Resurfacing with low noise material
- As mentioned in paragraph 5 above, the low noise resurfacing programme has been restricted to existing high-speed roads. The material is considered less suitable for local roads where frequent stop and start due to traffic lights, loading and unloading activities and parking would shorten its life considerably. It is estimated that while a local road with normal asphalt surface needs resurfacing once every six years, one with this type of low noise surfacing needs to be resurfaced at least once every three years. This would mean higher maintenance costs, more traffic disruption and inconvenience to drivers, pedestrians and shop operators. Consequently, under existing policy, low noise surfacing materials are used on new local roads under exceptional circumstances where noise reduction is an absolute necessity but cannot be achieved by any other means.
- We will extend the above policy for new local roads to existing local roads.

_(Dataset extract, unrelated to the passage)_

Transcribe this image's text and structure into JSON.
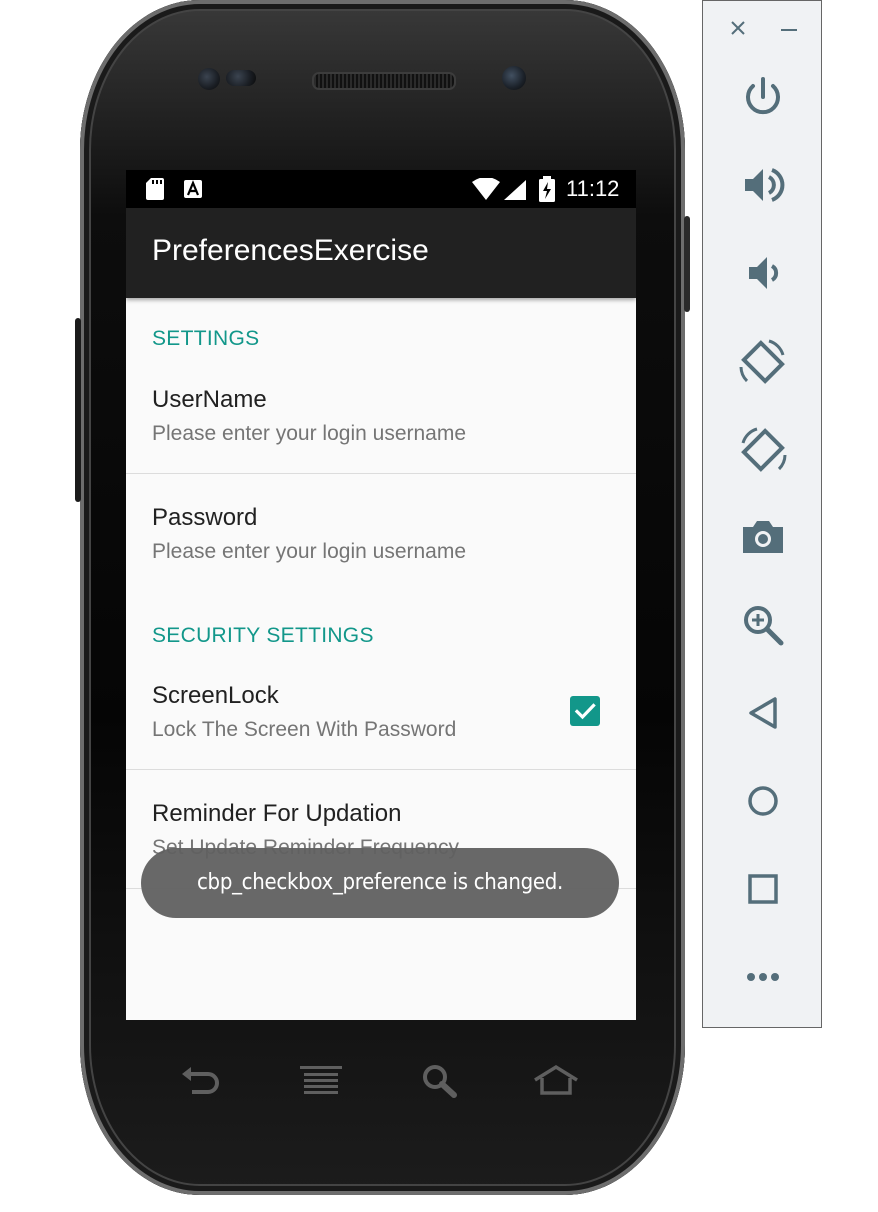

Environmental Protection Department has currently identified 72 roads as candidates for feasibility study. The preliminary assessment is that 36 of these roads will meet the site geometry and traffic volume for the low noise surfacing materials to be effectively applied while the remaining 36 will exceed the desired traffic volume control by up to 20%. This will mean that if low noise surfacing is applied to these 72 road sections, half of them may need to be resurfaced once every two years instead of three years. The feasibility of resurfacing these 72 road sections will be studied by Environmental Protection Department and Highways Department in details taking into account other engineering considerations. Subject to satisfactory results of the study, a resurfacing programme will be implemented.

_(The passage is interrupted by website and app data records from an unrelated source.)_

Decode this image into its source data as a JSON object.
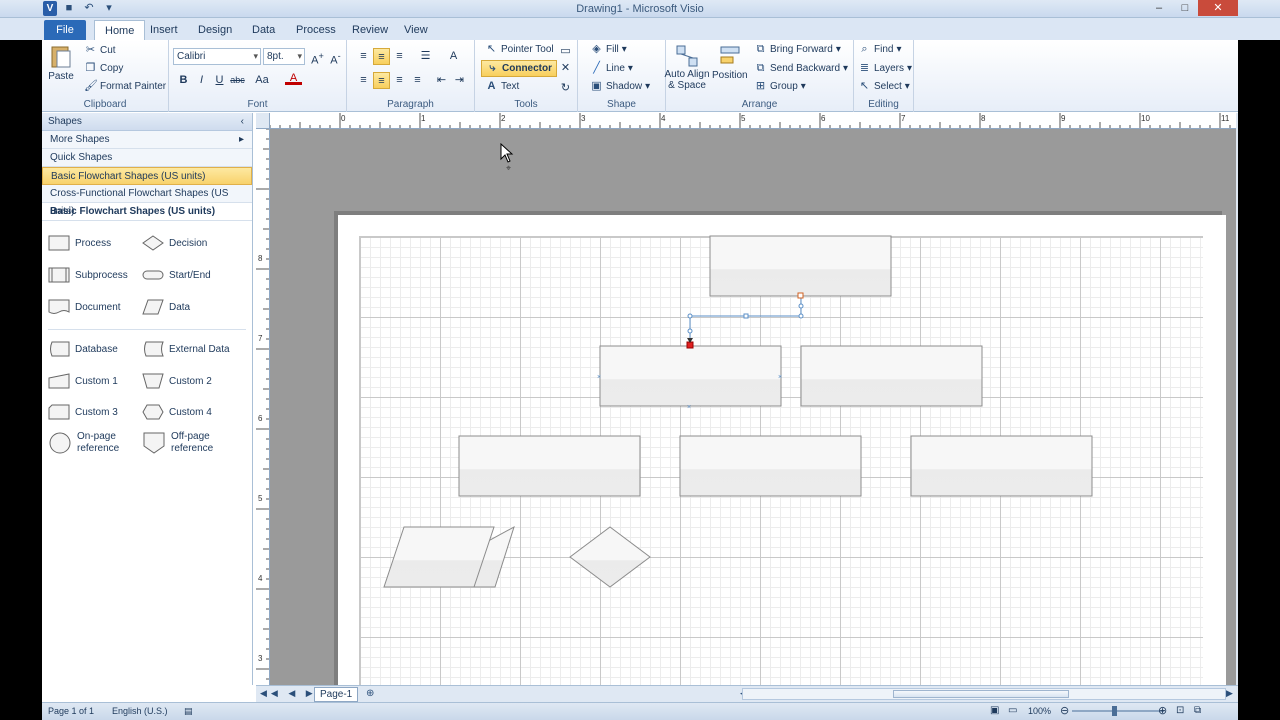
{
  "window": {
    "title": "Drawing1 - Microsoft Visio",
    "app_letter": "V",
    "controls": [
      "–",
      "□",
      "✕"
    ]
  },
  "tabs": [
    {
      "label": "File"
    },
    {
      "label": "Home"
    },
    {
      "label": "Insert"
    },
    {
      "label": "Design"
    },
    {
      "label": "Data"
    },
    {
      "label": "Process"
    },
    {
      "label": "Review"
    },
    {
      "label": "View"
    }
  ],
  "ribbon": {
    "clipboard": {
      "label": "Clipboard",
      "paste": "Paste",
      "cut": "Cut",
      "copy": "Copy",
      "format_painter": "Format Painter"
    },
    "font": {
      "label": "Font",
      "family": "Calibri",
      "size": "8pt.",
      "bold": "B",
      "italic": "I",
      "underline": "U",
      "strike": "abc",
      "case": "Aa",
      "color": "A"
    },
    "paragraph": {
      "label": "Paragraph"
    },
    "tools": {
      "label": "Tools",
      "pointer": "Pointer Tool",
      "connector": "Connector",
      "text": "Text"
    },
    "shape": {
      "label": "Shape",
      "fill": "Fill",
      "line": "Line",
      "shadow": "Shadow"
    },
    "arrange": {
      "label": "Arrange",
      "auto_align_1": "Auto Align",
      "auto_align_2": "& Space",
      "position": "Position",
      "bring_forward": "Bring Forward",
      "send_backward": "Send Backward",
      "group": "Group"
    },
    "editing": {
      "label": "Editing",
      "find": "Find",
      "layers": "Layers",
      "select": "Select"
    }
  },
  "shapes_pane": {
    "header": "Shapes",
    "rows": [
      {
        "label": "More Shapes"
      },
      {
        "label": "Quick Shapes"
      },
      {
        "label": "Basic Flowchart Shapes (US units)"
      },
      {
        "label": "Cross-Functional Flowchart Shapes (US units)"
      }
    ],
    "stencil_title": "Basic Flowchart Shapes (US units)",
    "items": [
      {
        "label": "Process",
        "icon": "process-icon"
      },
      {
        "label": "Decision",
        "icon": "decision-icon"
      },
      {
        "label": "Subprocess",
        "icon": "subprocess-icon"
      },
      {
        "label": "Start/End",
        "icon": "start-end-icon"
      },
      {
        "label": "Document",
        "icon": "document-icon"
      },
      {
        "label": "Data",
        "icon": "data-icon"
      },
      {
        "label": "Database",
        "icon": "database-icon"
      },
      {
        "label": "External Data",
        "icon": "external-data-icon"
      },
      {
        "label": "Custom 1",
        "icon": "custom1-icon"
      },
      {
        "label": "Custom 2",
        "icon": "custom2-icon"
      },
      {
        "label": "Custom 3",
        "icon": "custom3-icon"
      },
      {
        "label": "Custom 4",
        "icon": "custom4-icon"
      },
      {
        "label": "On-page",
        "label2": "reference",
        "icon": "on-page-reference-icon"
      },
      {
        "label": "Off-page",
        "label2": "reference",
        "icon": "off-page-reference-icon"
      }
    ]
  },
  "ruler": {
    "top_labels": [
      "0",
      "1",
      "2",
      "3",
      "4",
      "5",
      "6",
      "7",
      "8",
      "9",
      "10",
      "11"
    ],
    "left_labels": [
      "8",
      "7",
      "6",
      "5",
      "4",
      "3"
    ]
  },
  "page_tabs": {
    "current": "Page-1"
  },
  "status": {
    "page": "Page 1 of 1",
    "language": "English (U.S.)",
    "zoom": "100%"
  }
}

- We estimate that the resurfacing of the 72 road sections will benefit 40,000 residential units. About 11% of them will experience a reduction in noise to a level below the noise limit after the resurfacing.
- For the existing excessively noisy roads where engineering solutions are impracticable, and for roads where engineering solutions would not be adequate in reducing the noise level to below the noise limit, we will explore on a selective basis and implement non-engineering options such as traffic management measures where practicable case-by-case.
- However, any control measures would benefit some and inconvenience others. Considerable operational and enforcement problems are involved. We need to examine the feasibility of introducing such solutions most carefully and will consult the relevant District Councils and the transport trade in considering such proposals. In the longer term, the noise impact of the existing roads should be addressed in a comprehensive manner through urban renewal and better town planning efforts.
- There is no ideal solution to address the noise impact of existing roads on residents, which has existed for many years. But the Administration is doing all it can within the current constraints. Although we expect that the exposure of some residents to excessive traffic noise after implementation of the above proposals would still be unavoidable, the proposed measures would have an appreciable mitigating effect and bring overall improvement to the living environment of those being affected by excessive traffic noise generated from existing roads.
- We will brief the relevant District Councils (DCs) on the new policy and the proposed implementation programme. We will seek funding for the retrofitting and road resurfacing works for the roads currently identified, and for any additional roads covered by the new policy.
Environment and Food Bureau
1 L10(1 hour) is the noise level exceeded for 10% of an one-hour period, generally used for road noise at peak traffic flow.